Each entry below is to be extracted exactly.

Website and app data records
* * * * *

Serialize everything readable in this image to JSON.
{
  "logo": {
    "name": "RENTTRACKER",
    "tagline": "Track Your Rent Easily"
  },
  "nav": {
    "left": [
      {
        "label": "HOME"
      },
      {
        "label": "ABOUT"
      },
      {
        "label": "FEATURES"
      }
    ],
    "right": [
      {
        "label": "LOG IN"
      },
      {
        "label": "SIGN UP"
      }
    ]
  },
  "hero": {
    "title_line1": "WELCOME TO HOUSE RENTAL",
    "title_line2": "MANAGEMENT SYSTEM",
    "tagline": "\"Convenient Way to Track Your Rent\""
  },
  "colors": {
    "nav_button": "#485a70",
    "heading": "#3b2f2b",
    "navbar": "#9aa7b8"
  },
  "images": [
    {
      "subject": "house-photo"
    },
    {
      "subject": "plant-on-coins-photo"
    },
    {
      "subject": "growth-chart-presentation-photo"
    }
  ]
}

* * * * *

## ANSWER SECTION
Serialize everything readable in this image to JSON.
{
  "logo": {
    "name": "RENTTRACKER",
    "tagline": "Track Your Rent Easily"
  },
  "nav": {
    "left": [
      {
        "label": "HOME"
      },
      {
        "label": "ABOUT"
      },
      {
        "label": "FEATURES"
      }
    ],
    "right": [
      {
        "label": "LOG IN"
      },
      {
        "label": "SIGN UP"
      }
    ]
  },
  "hero": {
    "title_line1": "WELCOME TO HOUSE RENTAL",
    "title_line2": "MANAGEMENT SYSTEM",
    "tagline": "\"Convenient Way to Track Your Rent\""
  },
  "colors": {
    "nav_button": "#485a70",
    "heading": "#3b2f2b",
    "navbar": "#9aa7b8"
  },
  "images": [
    {
      "subject": "house-photo"
    },
    {
      "subject": "plant-on-coins-photo"
    },
    {
      "subject": "growth-chart-presentation-photo"
    }
  ]
}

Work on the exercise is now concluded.